P.E.A.R.L.S in the Pearl of Africa
Situated in central Uganda, Rakai district has been at the epicenter of the HIV/AIDS epidemic due largely to its location as a hub on the transnational highway connecting Uganda to the neighboring countries.
The district prevalence rate is estimated at 10% which is higher than the national average. Rakai district has been in critical need of HIV/AIDS interventions. It is against this background that when I arrived in my little village two years ago, the urgency of having to do something dawned upon me.
After some research, I came to the conclusion that starting a Girls Club would provide a great opportunity for disseminating the correct message about HIV to the population most at risk - adolescent girls. St. Agnes Vocational School is one of the few schools that enrolls girls aged between 15 and 21. We started with sixteen (16) girls who joined the Uganda PEARLS girls’ club in January 2016. 'PEARLS' is acronym for Powerful, Enthusiastic, Aware, Refined, Ladies. These girls were selected by the headmaster of the school based on the attributes defined in each of the letters in the acronym.
The club began by promoting talks on various subjects that included malaria prevention, sexual and reproductive health, dream building and goal setting, public speaking, friendships, and of course HIV. These were conducted in a free and friendly environment at school. One day after school, we took a field trip to the health center where I work to introduce the girls to the staff who perform HIV tests in the laboratory. The girls then agreed to get tested to learn their status and were counseled by the nurses accordingly.
We then planned and brought the knowledge we had gained as a club to the community at a local Trading center. The girls presented lessons on the various aspects of HIV/AIDS and encouraged community members to come to the health center for free HIV testing.
From the inception of club, we all took time to get to know one another. It was important to create a safe space where the girls would feel welcome to ask sometimes awkward health questions and to share an important part of their lives. For a few weeks, we focused on making reusable menstrual pads (RUMPS) and on learning how menstruation can be a barrier to a girl’s education. Each girl in the club would perform a proper condom demonstration (without giggling) and clearly explain the ways HIV/AIDS can be transmitted. Later, the girls learned how to make the pads as an income generating activity to help pay for school fees or even to pursue such bigger dreams like owning a car or house. Admittedly, Club meetings weren’t always so serious with health topics and so we had to incorporate fun days such as friendship bracelet making or dance contests to make it interesting. There were even times when we learnt about American customs and holidays like carving pumpkins and handing out candy for Halloween or sharing our favorite Christmas memories.
Namubiru Reticia, a veteran member of the PEARLS, states, “The club teaches us different things like being patient, having friends, and how to keep ourselves safe from diseases like HIV and other problems.”

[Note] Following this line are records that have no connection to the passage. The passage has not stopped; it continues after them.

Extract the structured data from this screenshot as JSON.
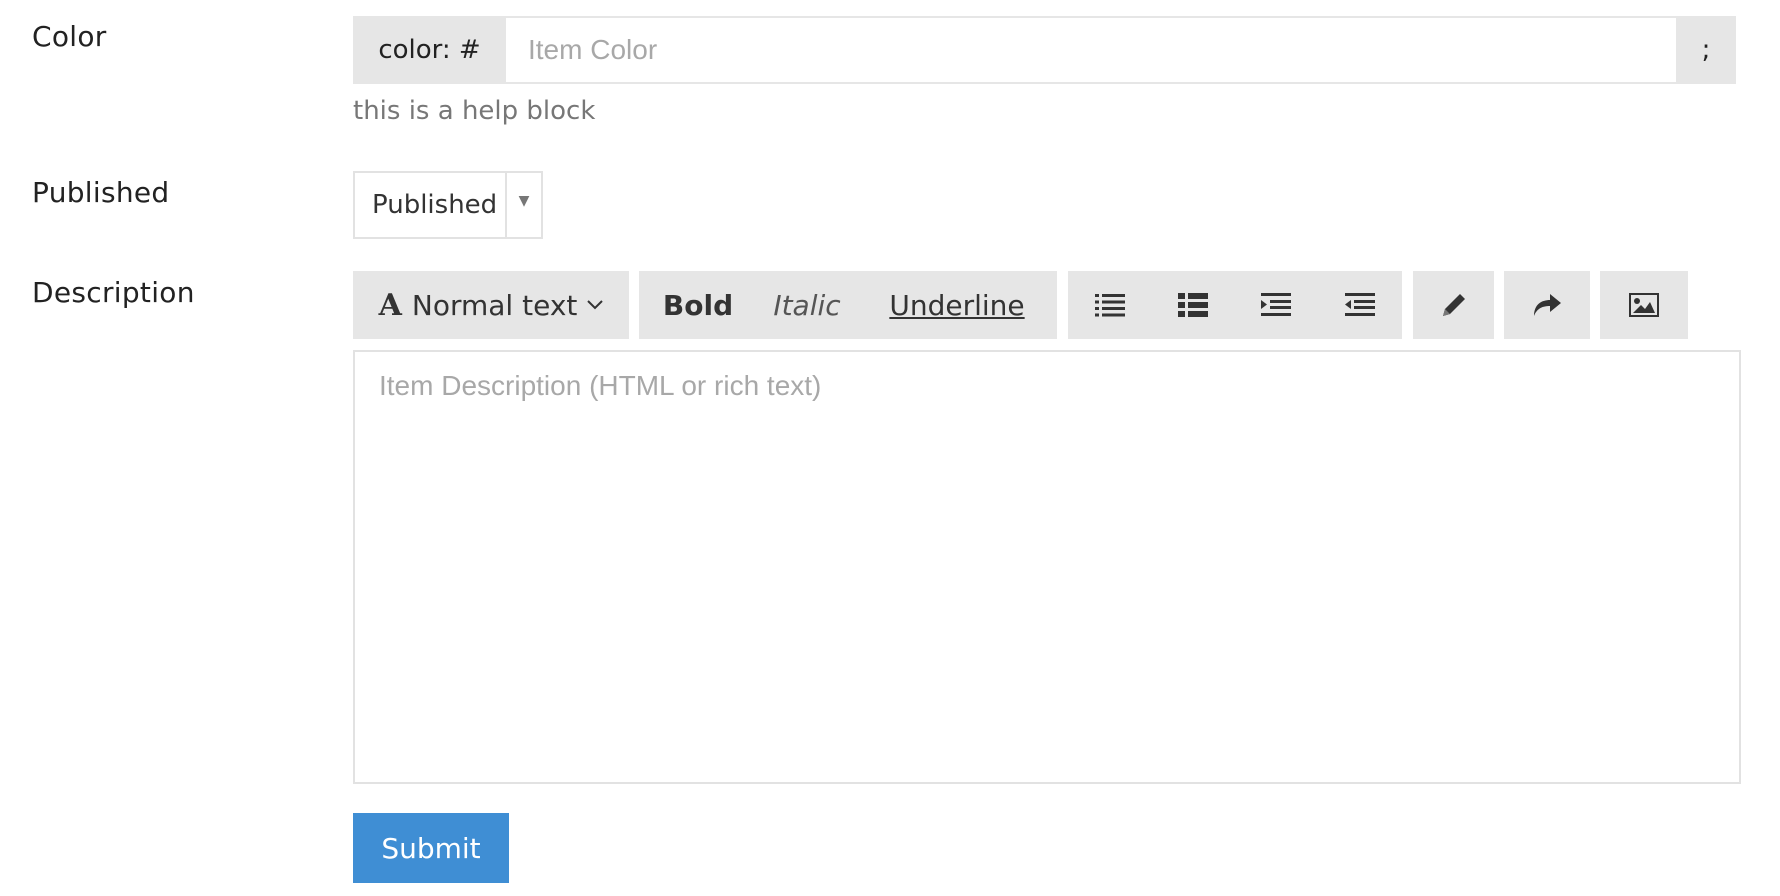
{
  "form": {
    "color": {
      "label": "Color",
      "prefix": "color: #",
      "placeholder": "Item Color",
      "value": "",
      "suffix": ";",
      "help": "this is a help block"
    },
    "published": {
      "label": "Published",
      "selected": "Published",
      "arrow_icon": "caret-down-icon"
    },
    "description": {
      "label": "Description",
      "placeholder": "Item Description (HTML or rich text)",
      "toolbar": {
        "font_style": "Normal text",
        "font_icon": "font-icon",
        "bold": "Bold",
        "italic": "Italic",
        "underline": "Underline",
        "list_icons": [
          "unordered-list-icon",
          "ordered-list-icon",
          "indent-icon",
          "outdent-icon"
        ],
        "pencil_icon": "pencil-icon",
        "redo_icon": "redo-icon",
        "image_icon": "image-icon"
      }
    },
    "submit_label": "Submit"
  },
  "colors": {
    "addon_bg": "#e6e6e6",
    "border": "#e2e2e2",
    "submit_bg": "#3f8ed4",
    "placeholder": "#a8a8a8",
    "help": "#777777"
  }
}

Now that my time as a Peace Corps Volunteer is coming to an end, I wanted to be sure that the club continues with another leader. Peace Corps Uganda hosted a DREAMS workshop on how to keep adolescent girls HIV-free and aware of the health risks that are around them. I attended the workshop with a respected teacher from St. Agnes, Madame Mirembe Esther. During the training, she received the skills and knowledge needed to run a successful girls’ club and has since come back with a passion to lead the students she teaches. After co-facilitating lessons with me, Madame Esther now teaches the girls on her own, always incorporating health lessons with fun. She encourages the girls to receive regular HIV testing at the health center and is available to advice and to counsel the girls. I am confident in her ability to lead.
I leave Peace Corps service with fond memories and great hopes for a bright future for Ugandan girls who are the PEARLS of Uganda – a country that is rightfully called the Pearl of Africa.